Does the temperature have any bearing on how much sunburn/sun damage a person receives? If I'm outside on a sunny, cloudless 60 degree day, won't I get as much of a tan as I would on a sunny, cloudless 85 degree day?
-- Gettin' Baked, University City
We took the elves down to the beach and made half of them sit on a giant block of ice. Grandma gathered up all the extension cords, and we plugged in a bunch of big old fans. We got their little teeth chattering like the bad valves in Pa Alice's car. We left 'em there for two, three hours. Meanwhile, the second group of elves lounged around on towels and made rude noises at chicks. When we gathered everybody up and got back home, we had an elf lineup and asked Ma Alice to pick out the cold experimental elves from the rude control group, and she was stumped. Both groups were equally fried. Temperature itself has nothing to do with sunburn. You can be freezing your butt off and still get a sunburn, of course.

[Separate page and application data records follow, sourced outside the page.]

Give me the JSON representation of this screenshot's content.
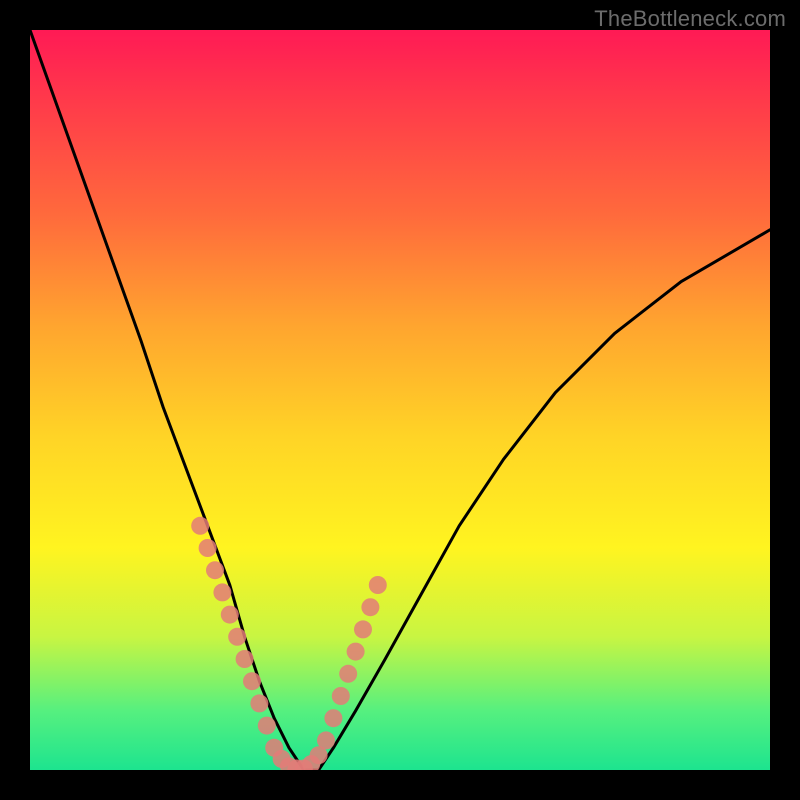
{
  "watermark": "TheBottleneck.com",
  "colors": {
    "background": "#000000",
    "curve": "#000000",
    "dots": "#e37b78",
    "watermark": "#6c6c6c"
  },
  "chart_data": {
    "type": "line",
    "title": "",
    "xlabel": "",
    "ylabel": "",
    "xlim": [
      0,
      100
    ],
    "ylim": [
      0,
      100
    ],
    "series": [
      {
        "name": "bottleneck-curve",
        "x": [
          0,
          5,
          10,
          15,
          18,
          21,
          24,
          27,
          29,
          31,
          33,
          35,
          37,
          39,
          41,
          44,
          48,
          53,
          58,
          64,
          71,
          79,
          88,
          100
        ],
        "y": [
          100,
          86,
          72,
          58,
          49,
          41,
          33,
          25,
          18,
          12,
          7,
          3,
          0,
          0,
          3,
          8,
          15,
          24,
          33,
          42,
          51,
          59,
          66,
          73
        ]
      }
    ],
    "highlight_dots": {
      "name": "highlight-dots",
      "x": [
        23,
        24,
        25,
        26,
        27,
        28,
        29,
        30,
        31,
        32,
        33,
        34,
        35,
        36,
        37,
        38,
        39,
        40,
        41,
        42,
        43,
        44,
        45,
        46,
        47
      ],
      "y": [
        33,
        30,
        27,
        24,
        21,
        18,
        15,
        12,
        9,
        6,
        3,
        1.5,
        0.5,
        0.2,
        0.2,
        0.8,
        2,
        4,
        7,
        10,
        13,
        16,
        19,
        22,
        25
      ]
    }
  }
}
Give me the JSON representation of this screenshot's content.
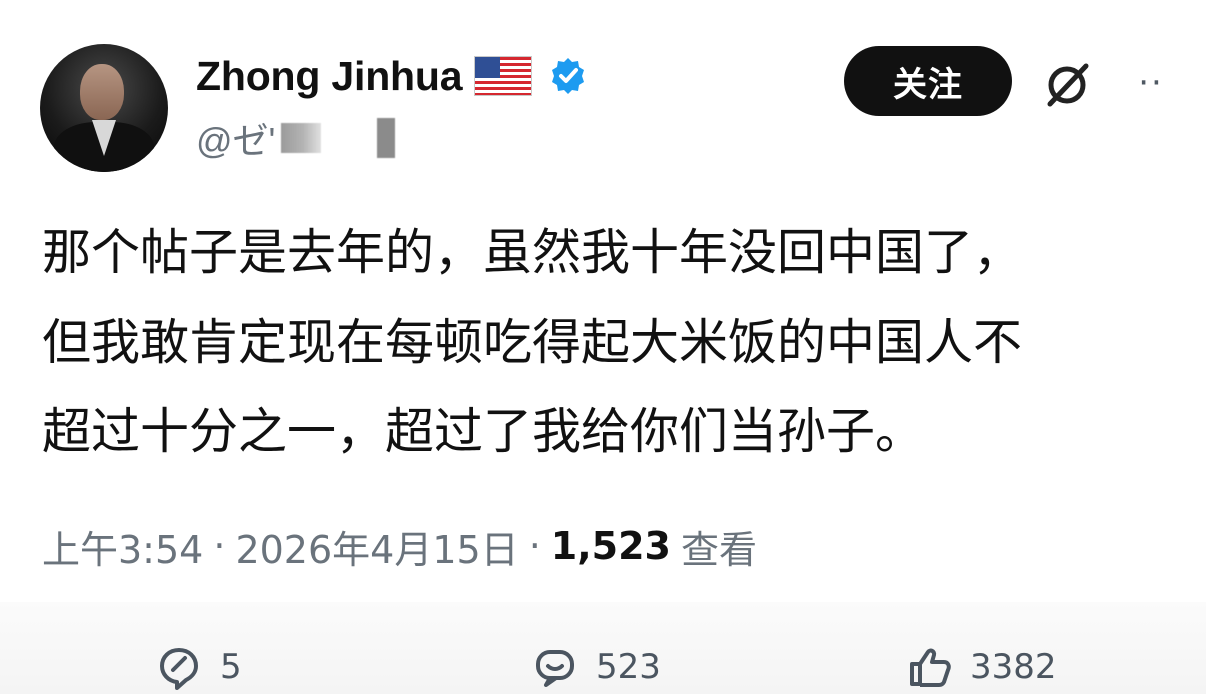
{
  "author": {
    "display_name": "Zhong Jinhua",
    "flag_icon": "us-flag-icon",
    "verified_icon": "verified-badge-icon",
    "handle": "@ゼ'",
    "avatar_icon": "avatar"
  },
  "header_actions": {
    "follow_label": "关注",
    "grok_icon": "grok-icon",
    "more_label": "··"
  },
  "post": {
    "lines": [
      "那个帖子是去年的，虽然我十年没回中国了，",
      "但我敢肯定现在每顿吃得起大米饭的中国人不",
      "超过十分之一，超过了我给你们当孙子。"
    ]
  },
  "meta": {
    "time": "上午3:54",
    "separator": "·",
    "date": "2026年4月15日",
    "views": "1,523",
    "views_label": "查看"
  },
  "engagement": {
    "reply_icon": "reply-icon",
    "reply_count": "5",
    "repost_icon": "comment-icon",
    "repost_count": "523",
    "like_icon": "thumbs-up-icon",
    "like_count": "3382"
  },
  "colors": {
    "text": "#111111",
    "muted": "#6a737c",
    "verified": "#1d9bf0",
    "follow_bg": "#111111"
  }
}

A "burn" from the sun is actually a chemical reaction to skin-cell damage caused by the dreaded UV radiation, not the heat of the sun. Various enzymes and proteins respond to the damaged area by enlarging small blood vessels and marshalling inflammatory cells, causing redness, swelling, and pain. Do enough damage to your skin cells and they'll die and peel off. Damage the DNA from repeated overexposure to UV, and you end up with brown skin patches, wrinkles, and maybe cancer. And you definitely can do this while sitting on a giant block of ice with all of Grandma Alice's fans blowing on you.